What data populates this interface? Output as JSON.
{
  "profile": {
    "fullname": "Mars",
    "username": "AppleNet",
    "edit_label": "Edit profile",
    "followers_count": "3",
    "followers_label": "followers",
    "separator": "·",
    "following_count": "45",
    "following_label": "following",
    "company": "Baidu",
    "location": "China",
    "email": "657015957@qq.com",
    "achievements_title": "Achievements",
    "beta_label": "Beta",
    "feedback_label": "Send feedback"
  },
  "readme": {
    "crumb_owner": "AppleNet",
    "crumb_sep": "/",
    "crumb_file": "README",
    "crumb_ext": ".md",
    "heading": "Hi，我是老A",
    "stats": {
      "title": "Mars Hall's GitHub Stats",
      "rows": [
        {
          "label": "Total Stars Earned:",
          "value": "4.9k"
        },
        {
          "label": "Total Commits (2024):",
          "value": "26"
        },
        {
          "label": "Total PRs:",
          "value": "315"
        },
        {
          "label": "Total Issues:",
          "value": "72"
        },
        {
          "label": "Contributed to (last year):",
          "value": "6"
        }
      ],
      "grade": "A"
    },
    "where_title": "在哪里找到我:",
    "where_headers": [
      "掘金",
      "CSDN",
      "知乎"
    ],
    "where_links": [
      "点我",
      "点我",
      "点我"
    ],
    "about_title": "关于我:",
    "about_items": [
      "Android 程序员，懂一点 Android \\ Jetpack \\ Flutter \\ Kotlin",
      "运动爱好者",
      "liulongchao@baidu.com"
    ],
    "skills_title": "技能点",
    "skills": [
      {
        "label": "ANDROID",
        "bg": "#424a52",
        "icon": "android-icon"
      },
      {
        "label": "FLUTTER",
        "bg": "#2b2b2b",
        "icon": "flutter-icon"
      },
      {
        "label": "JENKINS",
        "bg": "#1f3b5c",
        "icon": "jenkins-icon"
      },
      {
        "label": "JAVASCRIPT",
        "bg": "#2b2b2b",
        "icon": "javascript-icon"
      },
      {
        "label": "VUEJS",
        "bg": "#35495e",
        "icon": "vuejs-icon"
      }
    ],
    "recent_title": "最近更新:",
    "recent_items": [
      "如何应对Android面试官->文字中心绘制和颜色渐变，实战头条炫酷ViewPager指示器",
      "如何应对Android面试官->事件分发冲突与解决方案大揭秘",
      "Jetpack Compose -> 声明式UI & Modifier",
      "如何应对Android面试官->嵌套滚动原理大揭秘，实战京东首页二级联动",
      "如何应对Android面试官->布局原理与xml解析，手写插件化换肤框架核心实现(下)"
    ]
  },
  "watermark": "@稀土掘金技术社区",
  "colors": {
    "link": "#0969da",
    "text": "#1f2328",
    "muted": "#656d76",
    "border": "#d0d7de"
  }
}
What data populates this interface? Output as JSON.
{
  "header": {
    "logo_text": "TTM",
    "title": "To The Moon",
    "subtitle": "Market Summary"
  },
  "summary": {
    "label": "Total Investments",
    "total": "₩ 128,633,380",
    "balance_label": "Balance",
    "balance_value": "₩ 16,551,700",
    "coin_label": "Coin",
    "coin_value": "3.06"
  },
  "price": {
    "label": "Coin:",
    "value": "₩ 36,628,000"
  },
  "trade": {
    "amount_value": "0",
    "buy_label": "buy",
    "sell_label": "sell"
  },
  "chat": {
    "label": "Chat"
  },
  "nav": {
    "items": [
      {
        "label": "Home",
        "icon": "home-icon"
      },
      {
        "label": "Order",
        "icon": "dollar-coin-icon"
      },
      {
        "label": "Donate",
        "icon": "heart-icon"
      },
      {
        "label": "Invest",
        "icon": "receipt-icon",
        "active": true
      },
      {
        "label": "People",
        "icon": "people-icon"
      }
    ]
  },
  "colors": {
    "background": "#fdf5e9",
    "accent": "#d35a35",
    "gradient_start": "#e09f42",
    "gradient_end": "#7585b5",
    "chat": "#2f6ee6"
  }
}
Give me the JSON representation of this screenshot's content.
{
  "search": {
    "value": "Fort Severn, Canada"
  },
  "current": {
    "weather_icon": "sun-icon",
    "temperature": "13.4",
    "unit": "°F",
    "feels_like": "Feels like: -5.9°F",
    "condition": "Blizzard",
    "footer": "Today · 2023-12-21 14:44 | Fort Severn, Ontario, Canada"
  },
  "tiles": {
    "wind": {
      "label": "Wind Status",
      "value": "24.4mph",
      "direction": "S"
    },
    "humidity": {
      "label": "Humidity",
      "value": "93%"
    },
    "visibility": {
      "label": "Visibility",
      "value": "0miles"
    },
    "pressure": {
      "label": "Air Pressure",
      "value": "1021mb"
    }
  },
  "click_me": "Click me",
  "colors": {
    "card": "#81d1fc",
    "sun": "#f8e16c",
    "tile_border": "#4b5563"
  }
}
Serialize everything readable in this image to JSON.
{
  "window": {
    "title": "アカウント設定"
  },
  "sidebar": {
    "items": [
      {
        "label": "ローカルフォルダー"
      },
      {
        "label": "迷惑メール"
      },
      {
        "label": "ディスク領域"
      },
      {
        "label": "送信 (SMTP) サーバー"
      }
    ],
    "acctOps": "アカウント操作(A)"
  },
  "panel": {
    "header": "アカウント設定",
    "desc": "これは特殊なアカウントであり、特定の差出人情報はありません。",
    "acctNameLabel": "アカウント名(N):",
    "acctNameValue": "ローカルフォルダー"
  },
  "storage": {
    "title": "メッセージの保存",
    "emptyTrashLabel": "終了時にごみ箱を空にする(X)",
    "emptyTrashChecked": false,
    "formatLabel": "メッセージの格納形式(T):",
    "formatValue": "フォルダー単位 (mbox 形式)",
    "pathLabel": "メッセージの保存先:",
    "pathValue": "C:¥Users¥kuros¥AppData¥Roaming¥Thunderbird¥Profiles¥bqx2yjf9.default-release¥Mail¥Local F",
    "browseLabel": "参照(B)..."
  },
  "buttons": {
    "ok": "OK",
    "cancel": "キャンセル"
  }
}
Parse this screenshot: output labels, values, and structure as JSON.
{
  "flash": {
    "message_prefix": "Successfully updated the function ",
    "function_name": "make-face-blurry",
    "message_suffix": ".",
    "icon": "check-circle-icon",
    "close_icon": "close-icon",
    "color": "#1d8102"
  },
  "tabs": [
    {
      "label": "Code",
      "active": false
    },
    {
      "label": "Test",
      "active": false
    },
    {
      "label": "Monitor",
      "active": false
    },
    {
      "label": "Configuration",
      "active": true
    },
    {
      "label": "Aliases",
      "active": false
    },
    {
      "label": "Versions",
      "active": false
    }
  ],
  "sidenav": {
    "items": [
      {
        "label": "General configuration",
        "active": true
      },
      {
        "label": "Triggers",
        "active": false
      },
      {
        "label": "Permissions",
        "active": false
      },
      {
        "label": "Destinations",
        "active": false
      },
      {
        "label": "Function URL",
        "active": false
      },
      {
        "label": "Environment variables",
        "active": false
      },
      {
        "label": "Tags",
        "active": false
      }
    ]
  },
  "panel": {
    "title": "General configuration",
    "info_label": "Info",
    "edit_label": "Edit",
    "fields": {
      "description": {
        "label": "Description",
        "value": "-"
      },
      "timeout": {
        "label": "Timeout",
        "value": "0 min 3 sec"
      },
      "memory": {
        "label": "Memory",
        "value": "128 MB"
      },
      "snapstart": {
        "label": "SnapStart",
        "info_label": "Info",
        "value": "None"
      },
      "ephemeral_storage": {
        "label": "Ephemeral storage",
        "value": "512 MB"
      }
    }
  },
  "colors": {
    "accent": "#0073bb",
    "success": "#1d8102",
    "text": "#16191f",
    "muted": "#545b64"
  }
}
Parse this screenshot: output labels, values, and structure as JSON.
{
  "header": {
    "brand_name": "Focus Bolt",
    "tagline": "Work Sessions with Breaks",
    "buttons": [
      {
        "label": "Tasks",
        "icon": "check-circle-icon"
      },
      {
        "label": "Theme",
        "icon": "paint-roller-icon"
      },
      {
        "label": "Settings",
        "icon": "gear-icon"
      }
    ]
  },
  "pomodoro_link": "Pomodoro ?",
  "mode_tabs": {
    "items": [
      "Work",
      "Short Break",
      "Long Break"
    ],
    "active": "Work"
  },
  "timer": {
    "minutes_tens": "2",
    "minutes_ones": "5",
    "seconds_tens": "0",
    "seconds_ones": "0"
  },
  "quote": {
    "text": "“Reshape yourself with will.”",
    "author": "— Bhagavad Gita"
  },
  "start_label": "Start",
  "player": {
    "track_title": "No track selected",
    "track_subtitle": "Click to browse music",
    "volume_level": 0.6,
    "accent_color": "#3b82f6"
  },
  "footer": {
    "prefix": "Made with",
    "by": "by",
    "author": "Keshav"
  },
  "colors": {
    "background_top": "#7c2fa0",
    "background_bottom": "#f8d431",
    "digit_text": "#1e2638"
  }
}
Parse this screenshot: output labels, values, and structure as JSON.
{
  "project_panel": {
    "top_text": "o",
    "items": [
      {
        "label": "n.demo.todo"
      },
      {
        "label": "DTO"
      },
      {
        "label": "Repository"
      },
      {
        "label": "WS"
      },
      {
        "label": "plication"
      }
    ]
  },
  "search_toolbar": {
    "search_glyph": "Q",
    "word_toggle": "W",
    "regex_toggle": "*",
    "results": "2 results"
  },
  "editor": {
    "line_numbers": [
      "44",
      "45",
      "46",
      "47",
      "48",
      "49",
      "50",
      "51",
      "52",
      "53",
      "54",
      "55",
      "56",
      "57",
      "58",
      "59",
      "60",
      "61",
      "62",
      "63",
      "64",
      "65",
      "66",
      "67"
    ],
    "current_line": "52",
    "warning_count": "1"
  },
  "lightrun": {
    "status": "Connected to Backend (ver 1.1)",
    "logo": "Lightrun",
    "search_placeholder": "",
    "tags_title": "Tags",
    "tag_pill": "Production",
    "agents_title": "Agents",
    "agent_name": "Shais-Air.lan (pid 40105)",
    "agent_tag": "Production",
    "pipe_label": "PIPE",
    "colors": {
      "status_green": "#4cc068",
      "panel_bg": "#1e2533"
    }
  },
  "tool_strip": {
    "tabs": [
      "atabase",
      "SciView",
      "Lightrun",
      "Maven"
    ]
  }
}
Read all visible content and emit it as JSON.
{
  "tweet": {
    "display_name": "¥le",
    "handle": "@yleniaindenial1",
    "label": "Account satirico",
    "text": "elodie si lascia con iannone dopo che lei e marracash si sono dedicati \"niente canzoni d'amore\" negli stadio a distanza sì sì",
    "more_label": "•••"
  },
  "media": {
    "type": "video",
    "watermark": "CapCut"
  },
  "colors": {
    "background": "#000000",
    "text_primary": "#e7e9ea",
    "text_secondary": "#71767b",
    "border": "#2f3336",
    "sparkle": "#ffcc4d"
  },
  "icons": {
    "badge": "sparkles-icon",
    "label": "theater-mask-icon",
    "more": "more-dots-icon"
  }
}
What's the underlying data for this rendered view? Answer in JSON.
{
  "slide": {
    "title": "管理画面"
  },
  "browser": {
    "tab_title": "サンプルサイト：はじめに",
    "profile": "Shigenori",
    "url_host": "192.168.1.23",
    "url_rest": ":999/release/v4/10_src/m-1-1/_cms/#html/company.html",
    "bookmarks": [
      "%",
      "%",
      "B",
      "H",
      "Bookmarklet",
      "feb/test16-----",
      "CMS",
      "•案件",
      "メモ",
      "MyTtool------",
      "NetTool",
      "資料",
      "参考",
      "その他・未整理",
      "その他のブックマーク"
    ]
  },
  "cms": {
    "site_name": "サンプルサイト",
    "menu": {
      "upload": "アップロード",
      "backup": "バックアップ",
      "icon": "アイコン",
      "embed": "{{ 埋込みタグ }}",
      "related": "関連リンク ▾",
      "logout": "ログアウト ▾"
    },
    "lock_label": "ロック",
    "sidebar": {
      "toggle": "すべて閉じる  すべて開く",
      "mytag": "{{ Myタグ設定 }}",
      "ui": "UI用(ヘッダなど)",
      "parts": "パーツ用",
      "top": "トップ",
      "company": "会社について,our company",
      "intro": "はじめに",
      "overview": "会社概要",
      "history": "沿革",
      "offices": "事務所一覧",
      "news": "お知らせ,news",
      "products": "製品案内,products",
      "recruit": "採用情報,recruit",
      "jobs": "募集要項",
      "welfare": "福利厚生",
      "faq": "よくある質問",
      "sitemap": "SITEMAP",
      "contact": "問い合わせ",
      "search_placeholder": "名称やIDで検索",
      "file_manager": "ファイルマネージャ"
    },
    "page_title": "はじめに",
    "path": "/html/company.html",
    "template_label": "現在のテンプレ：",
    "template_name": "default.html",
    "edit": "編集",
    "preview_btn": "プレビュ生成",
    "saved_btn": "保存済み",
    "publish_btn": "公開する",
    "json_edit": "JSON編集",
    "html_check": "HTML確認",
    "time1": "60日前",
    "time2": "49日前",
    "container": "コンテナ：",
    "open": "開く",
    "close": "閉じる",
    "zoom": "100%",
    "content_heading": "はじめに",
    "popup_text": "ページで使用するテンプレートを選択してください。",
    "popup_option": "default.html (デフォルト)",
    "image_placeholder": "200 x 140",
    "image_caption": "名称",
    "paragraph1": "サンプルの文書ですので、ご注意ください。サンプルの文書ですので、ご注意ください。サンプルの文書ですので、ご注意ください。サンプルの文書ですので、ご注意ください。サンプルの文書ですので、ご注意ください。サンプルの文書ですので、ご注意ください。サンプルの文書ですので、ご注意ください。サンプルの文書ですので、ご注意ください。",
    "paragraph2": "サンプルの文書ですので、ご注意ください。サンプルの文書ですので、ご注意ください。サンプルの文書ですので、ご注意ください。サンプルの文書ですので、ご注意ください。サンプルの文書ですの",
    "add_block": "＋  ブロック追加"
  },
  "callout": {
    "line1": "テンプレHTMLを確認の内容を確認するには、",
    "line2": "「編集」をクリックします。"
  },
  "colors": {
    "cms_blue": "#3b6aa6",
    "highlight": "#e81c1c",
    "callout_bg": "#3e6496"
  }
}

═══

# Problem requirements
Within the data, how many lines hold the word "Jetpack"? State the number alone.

# Problem solution
2